About 100 people stood in line Thanksgiving night to get in the doors of the Sony store in the Tanger Outlets Midway center. Another 50 or so shoppers were queuing at the nearby Coach store.
Wrapped up for the cold, Ann Kristal of Jacksonville, Fla., and her friend, Jean Fleischman of Rehoboth Beach, stood in line about an hour with the goal of purchasing a Blue-ray player and digital camera advertised at 40 percent off.
Sony and Coach policed the number of shoppers allowed in the store at one time to stay away from those all too familiar mad dashes for hot deals.
It was all part of the outlets' Moonlight Madness to extend Black Friday hours backward into Thanksgiving evening. All of Tanger's 132 stores were open for the event.
The outlets have joined a national trend of store openings on Thanksgiving night. While several stores opened with the smell of turkey still hanging in the air – Walmart opened at 6 p.m. – Tanger Outlets didn't open until 10 p.m. and stayed open until the following night at 9 p.m.
To Kristal, Black Friday shopping is like a competition. “I'm really into sports, so I look at this as trying to win the prize,” Kristal said. “And there is no sales tax here.”
Looking for deals along Route 1
About 100,000 shoppers scoped out Black Friday weekend deals at outlet stores along the Route 1 corridor, said general manager Amy Norgate. “It was a wonderful weekend for us,” she said, adding sales were brisk from 10 p.m. Thursday until around 2 a.m. Friday with crowds returning at 6 a.m.
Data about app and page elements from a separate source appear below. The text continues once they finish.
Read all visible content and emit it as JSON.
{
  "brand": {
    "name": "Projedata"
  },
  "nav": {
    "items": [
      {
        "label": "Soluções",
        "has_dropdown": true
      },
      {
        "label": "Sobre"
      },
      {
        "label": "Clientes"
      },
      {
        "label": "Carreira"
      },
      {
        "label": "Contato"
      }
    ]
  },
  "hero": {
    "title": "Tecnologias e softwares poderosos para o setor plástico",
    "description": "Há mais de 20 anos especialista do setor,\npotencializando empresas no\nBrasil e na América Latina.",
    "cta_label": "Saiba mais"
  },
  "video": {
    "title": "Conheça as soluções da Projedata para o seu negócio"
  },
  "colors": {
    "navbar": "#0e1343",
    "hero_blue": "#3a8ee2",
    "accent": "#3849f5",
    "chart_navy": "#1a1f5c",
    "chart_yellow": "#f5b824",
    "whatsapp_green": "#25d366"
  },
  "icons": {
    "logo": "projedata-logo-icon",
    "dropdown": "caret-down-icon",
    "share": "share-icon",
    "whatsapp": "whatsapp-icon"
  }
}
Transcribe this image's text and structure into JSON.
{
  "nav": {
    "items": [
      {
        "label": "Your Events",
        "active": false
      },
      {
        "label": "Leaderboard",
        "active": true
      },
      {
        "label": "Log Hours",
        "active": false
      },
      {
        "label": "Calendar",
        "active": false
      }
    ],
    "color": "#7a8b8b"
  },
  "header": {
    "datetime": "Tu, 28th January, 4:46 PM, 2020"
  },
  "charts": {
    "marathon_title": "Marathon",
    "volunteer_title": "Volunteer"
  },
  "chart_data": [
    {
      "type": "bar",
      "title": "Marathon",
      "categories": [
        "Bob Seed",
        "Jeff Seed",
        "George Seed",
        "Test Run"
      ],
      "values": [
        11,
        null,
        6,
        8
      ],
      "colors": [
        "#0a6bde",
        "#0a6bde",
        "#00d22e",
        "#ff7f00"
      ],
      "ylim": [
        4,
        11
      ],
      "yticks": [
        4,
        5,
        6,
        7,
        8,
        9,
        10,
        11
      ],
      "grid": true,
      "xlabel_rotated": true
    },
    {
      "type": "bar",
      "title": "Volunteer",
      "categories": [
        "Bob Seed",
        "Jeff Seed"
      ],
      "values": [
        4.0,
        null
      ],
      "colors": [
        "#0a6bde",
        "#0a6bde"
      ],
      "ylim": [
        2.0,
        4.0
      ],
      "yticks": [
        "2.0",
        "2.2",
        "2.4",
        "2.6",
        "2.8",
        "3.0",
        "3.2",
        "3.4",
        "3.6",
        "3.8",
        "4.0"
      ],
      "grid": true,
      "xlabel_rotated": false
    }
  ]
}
The decision to open Thanksgiving night for the third year in a row was Tanger's response to its store owners' requests for longer hours, she said.
Norgate said Black Friday weekend shoppers are among the most organized of the year. “They have their lists, and they are very smart with their money,” she said.
With fewer shopping days between Thanksgiving and Christmas this year, Norgate said many retailers had good deals prior to Black Friday weekend.
More than 500 shoppers from Baltimore, Philadelphia and Washington, D.C., poured out of 13 buses for Black Friday shopping at the outlets. “They were focused on tax-free shopping,” Norgate said. “This is our most popular motor coach weekend.”
While holiday sales are important to the bottom lines of outlet stores, sales in the peak tourist summer months of July and August are equally as important, Norgate said.
Nationwide sales up 2.3 percent
It was all about the deals: Walmart had 32-inch HDTVs for $98; Peebles offered gift cards up to $100 to the first 50 customers; and Lowe's and Home Depot slashed some tools by half.
Nationwide, sales for Thursday and Friday totaled $12.3 billion, up 2.3 percent from 2012, according to ShopperTrak. But, nationwide sales for Black Friday were down 13 percent from 2012 because more shoppers took advantage of sales on Thanksgiving, according to ShopperTrak.
For the entire four-day shopping weekend, sales were down slightly from $59.1 billion in 2012 to $57.4 billion this year, according to the National Retail Federation. However, the group predicts that holiday shoppers will spend $602 billion this season, a 4-percent increase from last year.
And for those who missed out on Black Friday deals, Cyber Monday offered another chance.